State Rep. Lynn Afendoulis today led the House Tax Policy Committee in approving a plan bringing sales tax fairness to Michigan retailers.
The plan puts current Michigan practice started in October 2018 – based on a U.S. Supreme Court decision commonly known as the Wayfair ruling – into state law, leveling the playing field for retailers regardless of whether they have a store or other physical presence in the state. The bill package extends that to third-party sales facilitators, such as Amazon and eBay, requiring them to collect and remit sales tax for the sellers who sell on their marketplaces.
The plan calls for out-of-state online retailers selling to customers in Michigan to collect and send the 6 percent sales tax to the state. The measure applies to retailers, including marketplaces, with at least $100,000 in annual sales or more than 200 separate transactions.
“This isn’t a new tax – it’s a fairness issue with an existing tax,” said Afendoulis, chair of the Tax Policy Committee and a key sponsor of the bipartisan legislation. “Retailers who have a physical presence in Michigan, and retailers who don’t but only sell online, are required to collect and remit the sales tax. The same should hold true for the facilitators through which so many sellers operate.”
Afendoulis, of Grand Rapids Township, said the Tax Policy Committee studied the issue for several weeks to come up with a “thoughtful, thorough and effective” policy. House Bills 4540-4543 next advance to the House Ways and Means Committee for further consideration.
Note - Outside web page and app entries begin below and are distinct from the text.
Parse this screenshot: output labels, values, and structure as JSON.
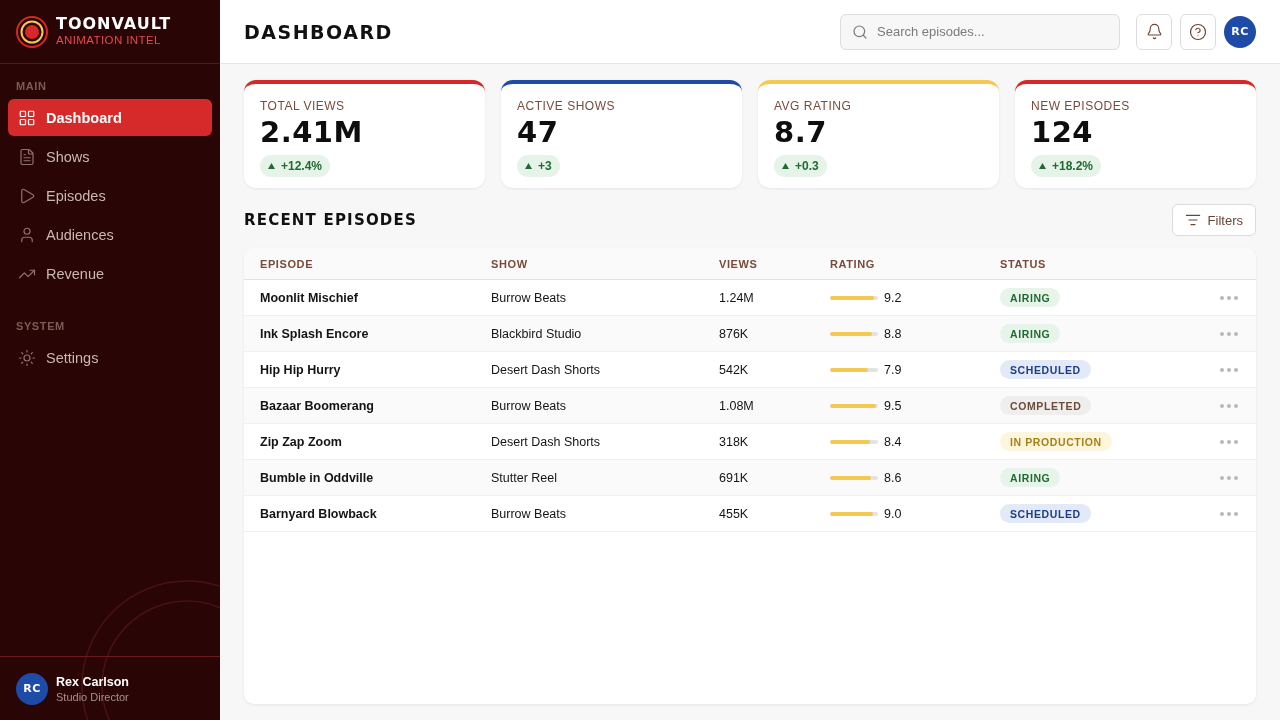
{
  "sidebar": {
    "brand": {
      "name": "TOONVAULT",
      "tagline": "ANIMATION INTEL"
    },
    "sections": [
      {
        "label": "MAIN",
        "items": [
          {
            "label": "Dashboard",
            "kind": "grid",
            "selected": true
          },
          {
            "label": "Shows",
            "kind": "document",
            "selected": false
          },
          {
            "label": "Episodes",
            "kind": "play",
            "selected": false
          },
          {
            "label": "Audiences",
            "kind": "person",
            "selected": false
          },
          {
            "label": "Revenue",
            "kind": "trend",
            "selected": false
          }
        ]
      },
      {
        "label": "SYSTEM",
        "items": [
          {
            "label": "Settings",
            "kind": "settings",
            "selected": false
          }
        ]
      }
    ],
    "user": {
      "initials": "RC",
      "name": "Rex Carlson",
      "role": "Studio Director"
    }
  },
  "header": {
    "title": "DASHBOARD",
    "search": {
      "placeholder": "Search episodes..."
    },
    "avatar": "RC"
  },
  "stats": [
    {
      "label": "TOTAL VIEWS",
      "value": "2.41M",
      "delta": "+12.4%",
      "color": "#d62828"
    },
    {
      "label": "ACTIVE SHOWS",
      "value": "47",
      "delta": "+3",
      "color": "#1e4aa8"
    },
    {
      "label": "AVG RATING",
      "value": "8.7",
      "delta": "+0.3",
      "color": "#f4c94f"
    },
    {
      "label": "NEW EPISODES",
      "value": "124",
      "delta": "+18.2%",
      "color": "#d62828"
    }
  ],
  "recent_episodes": {
    "title": "RECENT EPISODES",
    "filters_button": "Filters",
    "columns": [
      "EPISODE",
      "SHOW",
      "VIEWS",
      "RATING",
      "STATUS"
    ],
    "rows": [
      {
        "episode": "Moonlit Mischief",
        "show": "Burrow Beats",
        "views": "1.24M",
        "rating": "9.2",
        "level": 0.92,
        "status": {
          "kind": "airing",
          "label": "AIRING"
        }
      },
      {
        "episode": "Ink Splash Encore",
        "show": "Blackbird Studio",
        "views": "876K",
        "rating": "8.8",
        "level": 0.88,
        "status": {
          "kind": "airing",
          "label": "AIRING"
        }
      },
      {
        "episode": "Hip Hip Hurry",
        "show": "Desert Dash Shorts",
        "views": "542K",
        "rating": "7.9",
        "level": 0.79,
        "status": {
          "kind": "scheduled",
          "label": "SCHEDULED"
        }
      },
      {
        "episode": "Bazaar Boomerang",
        "show": "Burrow Beats",
        "views": "1.08M",
        "rating": "9.5",
        "level": 0.95,
        "status": {
          "kind": "completed",
          "label": "COMPLETED"
        }
      },
      {
        "episode": "Zip Zap Zoom",
        "show": "Desert Dash Shorts",
        "views": "318K",
        "rating": "8.4",
        "level": 0.84,
        "status": {
          "kind": "production",
          "label": "IN PRODUCTION"
        }
      },
      {
        "episode": "Bumble in Oddville",
        "show": "Stutter Reel",
        "views": "691K",
        "rating": "8.6",
        "level": 0.86,
        "status": {
          "kind": "airing",
          "label": "AIRING"
        }
      },
      {
        "episode": "Barnyard Blowback",
        "show": "Burrow Beats",
        "views": "455K",
        "rating": "9.0",
        "level": 0.9,
        "status": {
          "kind": "scheduled",
          "label": "SCHEDULED"
        }
      }
    ]
  }
}
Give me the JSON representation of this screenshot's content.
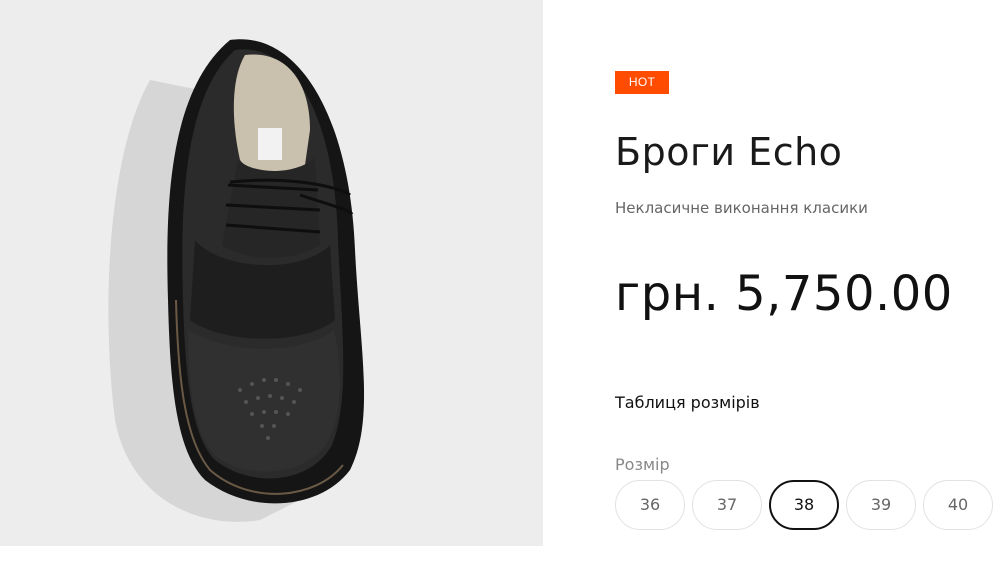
{
  "product": {
    "badge": "HOT",
    "title": "Броги Echo",
    "subtitle": "Некласичне виконання класики",
    "price": "грн. 5,750.00",
    "size_chart_link": "Таблиця розмірів",
    "size_label": "Розмір",
    "sizes": [
      "36",
      "37",
      "38",
      "39",
      "40"
    ],
    "selected_size": "38",
    "badge_color": "#ff4c00"
  }
}
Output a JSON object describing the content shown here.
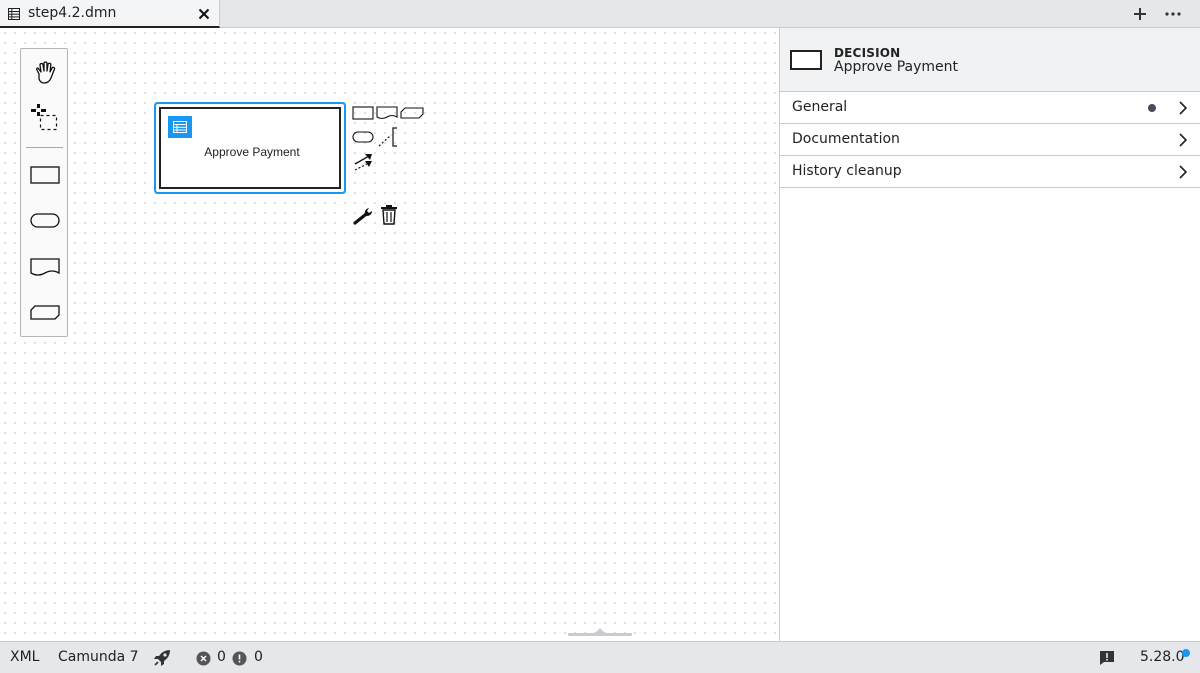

“The retail world is rapidly changing,” Afendoulis said. “Main Street isn’t simply a line of shops anymore. It also represents the lines of fiber optics buried beneath our streets, connecting buyers with sellers around the world. This creates tremendous opportunities for both buyers and sellers, but our state law must adapt to keep pace.”
The legislation will erase a competitive disadvantage for Michigan retailers, who now suffer when shoppers locate an item in a brick-and-mortar store but then buy online through a third party to avoid paying state sales tax, which also cuts into funding for schools and other essential public services.
“Our changes address this competitive disadvantage suffered by business owners – including small, family-owned shops – who are simply trying to provide for their families and create jobs for others,” Afendoulis said. “I am honored to be part of a thoughtful, bipartisan process with Representatives Tenisha Yancey, Michael Webber and Joe Tate, and am grateful for the hard work by all stakeholders that went into these bills.”